### RECORDS TO PROCESS

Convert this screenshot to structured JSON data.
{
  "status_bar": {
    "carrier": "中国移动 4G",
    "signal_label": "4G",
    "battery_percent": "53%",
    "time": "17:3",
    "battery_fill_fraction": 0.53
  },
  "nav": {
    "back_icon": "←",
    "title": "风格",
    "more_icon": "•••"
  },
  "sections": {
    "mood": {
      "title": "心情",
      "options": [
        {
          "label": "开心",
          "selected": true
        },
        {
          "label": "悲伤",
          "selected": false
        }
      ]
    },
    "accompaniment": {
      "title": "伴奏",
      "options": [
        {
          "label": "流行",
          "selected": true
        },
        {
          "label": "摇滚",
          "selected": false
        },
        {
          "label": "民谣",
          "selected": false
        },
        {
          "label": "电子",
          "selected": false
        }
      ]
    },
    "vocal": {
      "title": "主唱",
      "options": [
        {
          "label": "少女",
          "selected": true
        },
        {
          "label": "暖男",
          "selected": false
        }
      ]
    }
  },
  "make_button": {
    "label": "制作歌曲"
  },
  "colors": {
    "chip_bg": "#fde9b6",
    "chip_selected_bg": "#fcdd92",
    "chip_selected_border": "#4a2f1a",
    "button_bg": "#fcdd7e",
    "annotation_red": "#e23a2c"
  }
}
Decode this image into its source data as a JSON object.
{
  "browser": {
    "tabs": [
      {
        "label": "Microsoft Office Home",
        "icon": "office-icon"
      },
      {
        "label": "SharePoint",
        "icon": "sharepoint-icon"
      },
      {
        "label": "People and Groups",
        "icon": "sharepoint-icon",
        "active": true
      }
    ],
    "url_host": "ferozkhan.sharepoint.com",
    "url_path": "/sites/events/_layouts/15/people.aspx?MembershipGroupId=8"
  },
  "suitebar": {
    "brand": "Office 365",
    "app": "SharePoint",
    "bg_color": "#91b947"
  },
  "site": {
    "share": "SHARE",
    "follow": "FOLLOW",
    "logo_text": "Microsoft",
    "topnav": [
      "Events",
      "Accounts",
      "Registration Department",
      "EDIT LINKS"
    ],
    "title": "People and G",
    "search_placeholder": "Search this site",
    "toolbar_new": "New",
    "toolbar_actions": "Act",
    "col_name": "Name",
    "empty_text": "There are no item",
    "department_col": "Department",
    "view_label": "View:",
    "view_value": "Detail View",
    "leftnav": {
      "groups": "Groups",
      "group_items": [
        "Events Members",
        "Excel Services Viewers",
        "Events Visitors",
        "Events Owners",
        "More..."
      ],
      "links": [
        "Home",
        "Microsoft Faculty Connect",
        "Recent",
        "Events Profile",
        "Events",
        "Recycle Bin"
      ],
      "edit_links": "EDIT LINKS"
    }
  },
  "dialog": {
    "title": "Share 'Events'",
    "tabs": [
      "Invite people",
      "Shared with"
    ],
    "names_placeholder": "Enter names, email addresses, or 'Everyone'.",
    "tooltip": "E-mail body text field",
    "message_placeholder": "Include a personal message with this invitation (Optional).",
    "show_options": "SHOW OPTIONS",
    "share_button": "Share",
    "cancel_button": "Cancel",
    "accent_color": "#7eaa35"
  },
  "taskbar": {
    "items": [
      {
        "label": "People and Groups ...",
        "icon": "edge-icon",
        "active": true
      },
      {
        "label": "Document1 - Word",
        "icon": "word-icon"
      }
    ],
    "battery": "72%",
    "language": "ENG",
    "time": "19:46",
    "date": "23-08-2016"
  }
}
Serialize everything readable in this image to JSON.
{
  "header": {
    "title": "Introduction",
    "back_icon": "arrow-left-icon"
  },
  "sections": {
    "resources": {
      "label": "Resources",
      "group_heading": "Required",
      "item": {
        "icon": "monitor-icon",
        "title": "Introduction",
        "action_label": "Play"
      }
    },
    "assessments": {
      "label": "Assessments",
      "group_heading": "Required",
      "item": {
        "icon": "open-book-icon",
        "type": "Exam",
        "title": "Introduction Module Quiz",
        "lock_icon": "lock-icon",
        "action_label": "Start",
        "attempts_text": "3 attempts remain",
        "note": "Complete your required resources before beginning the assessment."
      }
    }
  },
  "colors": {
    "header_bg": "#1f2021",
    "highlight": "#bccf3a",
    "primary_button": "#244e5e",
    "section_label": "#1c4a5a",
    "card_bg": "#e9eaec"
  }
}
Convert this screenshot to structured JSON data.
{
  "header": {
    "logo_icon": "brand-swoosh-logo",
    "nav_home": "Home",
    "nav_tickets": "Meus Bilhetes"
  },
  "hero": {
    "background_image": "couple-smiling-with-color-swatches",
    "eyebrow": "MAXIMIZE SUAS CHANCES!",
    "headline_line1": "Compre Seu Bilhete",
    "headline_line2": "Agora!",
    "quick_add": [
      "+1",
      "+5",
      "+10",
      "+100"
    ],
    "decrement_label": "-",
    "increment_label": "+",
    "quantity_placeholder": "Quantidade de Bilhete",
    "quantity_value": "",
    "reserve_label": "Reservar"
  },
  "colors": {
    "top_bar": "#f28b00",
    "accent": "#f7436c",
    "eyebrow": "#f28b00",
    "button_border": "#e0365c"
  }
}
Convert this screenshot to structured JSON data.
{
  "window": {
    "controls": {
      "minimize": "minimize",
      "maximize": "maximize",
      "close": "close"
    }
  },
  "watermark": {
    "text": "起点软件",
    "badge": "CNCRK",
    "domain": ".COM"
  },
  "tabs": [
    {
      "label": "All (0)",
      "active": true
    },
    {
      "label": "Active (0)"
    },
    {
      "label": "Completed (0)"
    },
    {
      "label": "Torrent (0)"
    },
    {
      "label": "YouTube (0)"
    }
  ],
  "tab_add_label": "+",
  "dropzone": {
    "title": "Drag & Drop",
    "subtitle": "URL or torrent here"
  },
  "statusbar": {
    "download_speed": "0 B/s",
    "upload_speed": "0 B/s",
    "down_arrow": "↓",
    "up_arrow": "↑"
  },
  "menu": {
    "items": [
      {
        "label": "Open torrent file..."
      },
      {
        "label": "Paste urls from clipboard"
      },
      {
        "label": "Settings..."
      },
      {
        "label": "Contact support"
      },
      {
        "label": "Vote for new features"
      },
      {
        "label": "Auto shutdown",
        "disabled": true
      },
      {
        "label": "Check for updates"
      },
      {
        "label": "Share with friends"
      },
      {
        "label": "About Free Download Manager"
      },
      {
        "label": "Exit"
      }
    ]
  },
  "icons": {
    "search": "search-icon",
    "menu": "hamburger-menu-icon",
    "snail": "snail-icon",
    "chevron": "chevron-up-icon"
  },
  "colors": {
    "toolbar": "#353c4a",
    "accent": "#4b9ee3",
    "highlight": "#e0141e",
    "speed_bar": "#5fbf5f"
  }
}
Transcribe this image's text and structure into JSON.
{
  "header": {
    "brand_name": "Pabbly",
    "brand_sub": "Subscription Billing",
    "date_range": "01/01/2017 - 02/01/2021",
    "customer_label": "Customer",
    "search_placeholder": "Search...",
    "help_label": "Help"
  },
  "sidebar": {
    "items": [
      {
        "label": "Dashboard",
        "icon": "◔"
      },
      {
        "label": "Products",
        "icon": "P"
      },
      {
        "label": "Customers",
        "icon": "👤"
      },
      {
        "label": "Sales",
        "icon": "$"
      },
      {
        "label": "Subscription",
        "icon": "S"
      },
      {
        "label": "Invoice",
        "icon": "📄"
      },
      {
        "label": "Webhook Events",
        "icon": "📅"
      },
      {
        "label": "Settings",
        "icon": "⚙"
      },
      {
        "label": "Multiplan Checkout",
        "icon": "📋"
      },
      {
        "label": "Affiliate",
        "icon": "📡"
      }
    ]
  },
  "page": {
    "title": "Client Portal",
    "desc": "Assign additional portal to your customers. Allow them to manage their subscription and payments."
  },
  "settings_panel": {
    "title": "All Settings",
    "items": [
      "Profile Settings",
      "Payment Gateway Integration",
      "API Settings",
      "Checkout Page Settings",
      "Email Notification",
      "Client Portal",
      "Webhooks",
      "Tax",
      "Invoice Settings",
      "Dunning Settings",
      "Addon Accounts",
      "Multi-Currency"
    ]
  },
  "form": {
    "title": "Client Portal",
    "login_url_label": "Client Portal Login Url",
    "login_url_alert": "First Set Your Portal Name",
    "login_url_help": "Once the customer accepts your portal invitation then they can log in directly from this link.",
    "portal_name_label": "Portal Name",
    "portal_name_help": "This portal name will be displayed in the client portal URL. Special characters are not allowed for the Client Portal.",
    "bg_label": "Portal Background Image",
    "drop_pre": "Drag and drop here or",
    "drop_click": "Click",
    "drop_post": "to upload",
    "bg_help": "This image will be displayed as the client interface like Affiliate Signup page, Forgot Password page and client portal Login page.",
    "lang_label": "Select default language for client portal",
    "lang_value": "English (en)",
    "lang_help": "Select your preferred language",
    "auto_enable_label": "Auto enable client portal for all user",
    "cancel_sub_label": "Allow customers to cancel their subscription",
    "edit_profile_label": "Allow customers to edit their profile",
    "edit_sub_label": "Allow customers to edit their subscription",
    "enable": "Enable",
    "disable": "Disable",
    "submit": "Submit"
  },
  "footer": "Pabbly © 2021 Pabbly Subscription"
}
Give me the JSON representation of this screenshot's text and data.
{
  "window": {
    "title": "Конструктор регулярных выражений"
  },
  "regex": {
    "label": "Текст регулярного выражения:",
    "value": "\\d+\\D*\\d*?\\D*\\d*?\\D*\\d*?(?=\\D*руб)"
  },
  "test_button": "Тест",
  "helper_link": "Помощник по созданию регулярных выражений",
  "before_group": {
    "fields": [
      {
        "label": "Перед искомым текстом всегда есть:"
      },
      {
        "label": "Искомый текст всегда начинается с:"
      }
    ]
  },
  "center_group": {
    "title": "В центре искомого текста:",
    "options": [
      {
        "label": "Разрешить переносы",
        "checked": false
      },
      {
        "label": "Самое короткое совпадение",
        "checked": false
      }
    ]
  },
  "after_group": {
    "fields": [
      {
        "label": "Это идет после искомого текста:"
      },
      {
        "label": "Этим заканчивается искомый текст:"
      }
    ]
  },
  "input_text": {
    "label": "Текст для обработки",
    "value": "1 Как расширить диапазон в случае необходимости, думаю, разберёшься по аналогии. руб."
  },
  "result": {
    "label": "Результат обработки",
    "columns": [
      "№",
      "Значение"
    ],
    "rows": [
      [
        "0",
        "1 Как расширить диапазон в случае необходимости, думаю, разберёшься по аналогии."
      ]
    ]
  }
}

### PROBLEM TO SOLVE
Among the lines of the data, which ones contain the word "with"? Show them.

### EXERCISE ANSWER
      "Shared with"
    "message_placeholder": "Include a personal message with this invitation (Optional).",
    "background_image": "couple-smiling-with-color-swatches",
        "label": "Share with friends"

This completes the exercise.